In the data that follows, count each line with the string "JSON"; the reply is the number only.

Dataset rows describing interfaces
□ □ □
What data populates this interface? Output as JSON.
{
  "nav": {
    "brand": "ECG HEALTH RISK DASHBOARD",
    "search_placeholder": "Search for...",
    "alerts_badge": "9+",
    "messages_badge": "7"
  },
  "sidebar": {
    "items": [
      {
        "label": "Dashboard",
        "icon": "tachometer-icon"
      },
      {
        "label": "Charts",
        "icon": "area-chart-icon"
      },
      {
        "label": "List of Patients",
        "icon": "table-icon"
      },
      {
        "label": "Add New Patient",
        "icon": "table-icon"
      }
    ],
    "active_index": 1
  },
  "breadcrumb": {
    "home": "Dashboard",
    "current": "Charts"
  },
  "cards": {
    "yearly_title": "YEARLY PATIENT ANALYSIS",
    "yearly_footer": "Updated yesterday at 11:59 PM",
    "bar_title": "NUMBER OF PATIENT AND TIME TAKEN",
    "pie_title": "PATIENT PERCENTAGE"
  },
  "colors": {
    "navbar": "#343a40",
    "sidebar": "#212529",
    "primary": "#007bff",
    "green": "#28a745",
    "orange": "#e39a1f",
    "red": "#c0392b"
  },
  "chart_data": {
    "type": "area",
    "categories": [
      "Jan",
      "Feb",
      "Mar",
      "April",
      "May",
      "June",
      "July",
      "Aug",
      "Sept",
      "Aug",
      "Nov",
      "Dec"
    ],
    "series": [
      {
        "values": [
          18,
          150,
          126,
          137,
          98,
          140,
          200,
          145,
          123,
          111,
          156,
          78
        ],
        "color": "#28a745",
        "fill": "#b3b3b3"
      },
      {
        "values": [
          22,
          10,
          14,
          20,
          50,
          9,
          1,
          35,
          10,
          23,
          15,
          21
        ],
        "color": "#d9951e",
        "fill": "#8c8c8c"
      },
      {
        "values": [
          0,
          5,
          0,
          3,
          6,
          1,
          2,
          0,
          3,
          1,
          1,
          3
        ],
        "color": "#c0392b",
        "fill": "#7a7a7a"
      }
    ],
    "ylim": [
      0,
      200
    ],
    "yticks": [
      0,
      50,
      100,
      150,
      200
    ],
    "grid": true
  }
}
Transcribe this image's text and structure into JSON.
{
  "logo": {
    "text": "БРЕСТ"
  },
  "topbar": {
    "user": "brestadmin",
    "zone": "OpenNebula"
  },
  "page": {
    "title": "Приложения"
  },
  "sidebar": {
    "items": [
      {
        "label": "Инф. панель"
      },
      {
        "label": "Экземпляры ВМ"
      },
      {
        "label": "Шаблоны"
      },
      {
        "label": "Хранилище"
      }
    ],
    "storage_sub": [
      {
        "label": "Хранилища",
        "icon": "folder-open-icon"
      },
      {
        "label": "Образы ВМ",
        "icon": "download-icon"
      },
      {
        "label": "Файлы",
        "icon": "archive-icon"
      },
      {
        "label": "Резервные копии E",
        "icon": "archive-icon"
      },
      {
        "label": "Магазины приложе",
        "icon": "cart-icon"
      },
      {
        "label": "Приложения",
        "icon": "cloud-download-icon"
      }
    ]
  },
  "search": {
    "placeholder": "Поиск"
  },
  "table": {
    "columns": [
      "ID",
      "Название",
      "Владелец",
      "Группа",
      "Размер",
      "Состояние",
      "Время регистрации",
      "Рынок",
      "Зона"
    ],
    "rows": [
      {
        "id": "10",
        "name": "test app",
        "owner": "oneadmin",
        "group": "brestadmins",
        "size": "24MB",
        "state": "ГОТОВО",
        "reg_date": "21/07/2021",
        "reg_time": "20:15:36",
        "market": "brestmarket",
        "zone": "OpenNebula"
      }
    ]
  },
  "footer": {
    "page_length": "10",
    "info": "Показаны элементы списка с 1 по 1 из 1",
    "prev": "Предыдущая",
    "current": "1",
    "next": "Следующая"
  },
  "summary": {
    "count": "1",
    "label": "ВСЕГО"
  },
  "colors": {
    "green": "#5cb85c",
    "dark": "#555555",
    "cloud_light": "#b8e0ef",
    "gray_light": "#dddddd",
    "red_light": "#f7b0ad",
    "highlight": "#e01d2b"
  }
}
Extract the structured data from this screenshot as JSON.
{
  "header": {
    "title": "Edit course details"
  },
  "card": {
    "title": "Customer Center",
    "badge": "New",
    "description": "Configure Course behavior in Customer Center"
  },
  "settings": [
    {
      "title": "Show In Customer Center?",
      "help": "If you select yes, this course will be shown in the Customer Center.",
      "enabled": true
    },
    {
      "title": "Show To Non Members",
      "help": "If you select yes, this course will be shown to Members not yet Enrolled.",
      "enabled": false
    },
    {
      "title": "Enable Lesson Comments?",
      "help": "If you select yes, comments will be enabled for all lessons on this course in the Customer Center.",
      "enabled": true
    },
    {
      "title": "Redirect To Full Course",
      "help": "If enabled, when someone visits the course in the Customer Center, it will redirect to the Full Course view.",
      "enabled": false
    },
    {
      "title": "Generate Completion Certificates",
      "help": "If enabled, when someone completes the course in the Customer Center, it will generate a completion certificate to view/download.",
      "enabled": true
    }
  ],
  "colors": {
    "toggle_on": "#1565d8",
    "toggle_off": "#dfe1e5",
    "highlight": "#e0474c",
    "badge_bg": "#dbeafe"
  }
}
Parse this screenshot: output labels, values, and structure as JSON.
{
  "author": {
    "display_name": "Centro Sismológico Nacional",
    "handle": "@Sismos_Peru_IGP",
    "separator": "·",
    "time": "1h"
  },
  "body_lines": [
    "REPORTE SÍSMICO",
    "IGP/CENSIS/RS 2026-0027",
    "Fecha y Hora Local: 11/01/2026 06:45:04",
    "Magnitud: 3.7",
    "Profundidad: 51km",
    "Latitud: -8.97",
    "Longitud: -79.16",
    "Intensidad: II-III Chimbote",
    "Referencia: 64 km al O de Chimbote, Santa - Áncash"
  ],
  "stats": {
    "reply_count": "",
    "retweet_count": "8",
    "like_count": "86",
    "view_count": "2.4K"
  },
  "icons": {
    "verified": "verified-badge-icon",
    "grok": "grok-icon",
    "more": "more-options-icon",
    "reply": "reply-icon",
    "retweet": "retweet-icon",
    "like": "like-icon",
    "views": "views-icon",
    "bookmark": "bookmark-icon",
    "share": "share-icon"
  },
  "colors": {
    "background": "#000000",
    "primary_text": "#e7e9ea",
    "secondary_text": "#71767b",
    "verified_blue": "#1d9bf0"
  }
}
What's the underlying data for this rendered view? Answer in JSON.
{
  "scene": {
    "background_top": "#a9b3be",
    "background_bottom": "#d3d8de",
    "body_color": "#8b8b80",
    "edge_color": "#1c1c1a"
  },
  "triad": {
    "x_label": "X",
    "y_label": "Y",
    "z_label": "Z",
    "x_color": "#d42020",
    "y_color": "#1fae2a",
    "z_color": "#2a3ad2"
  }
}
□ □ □
COMPLETED EXERCISE -
5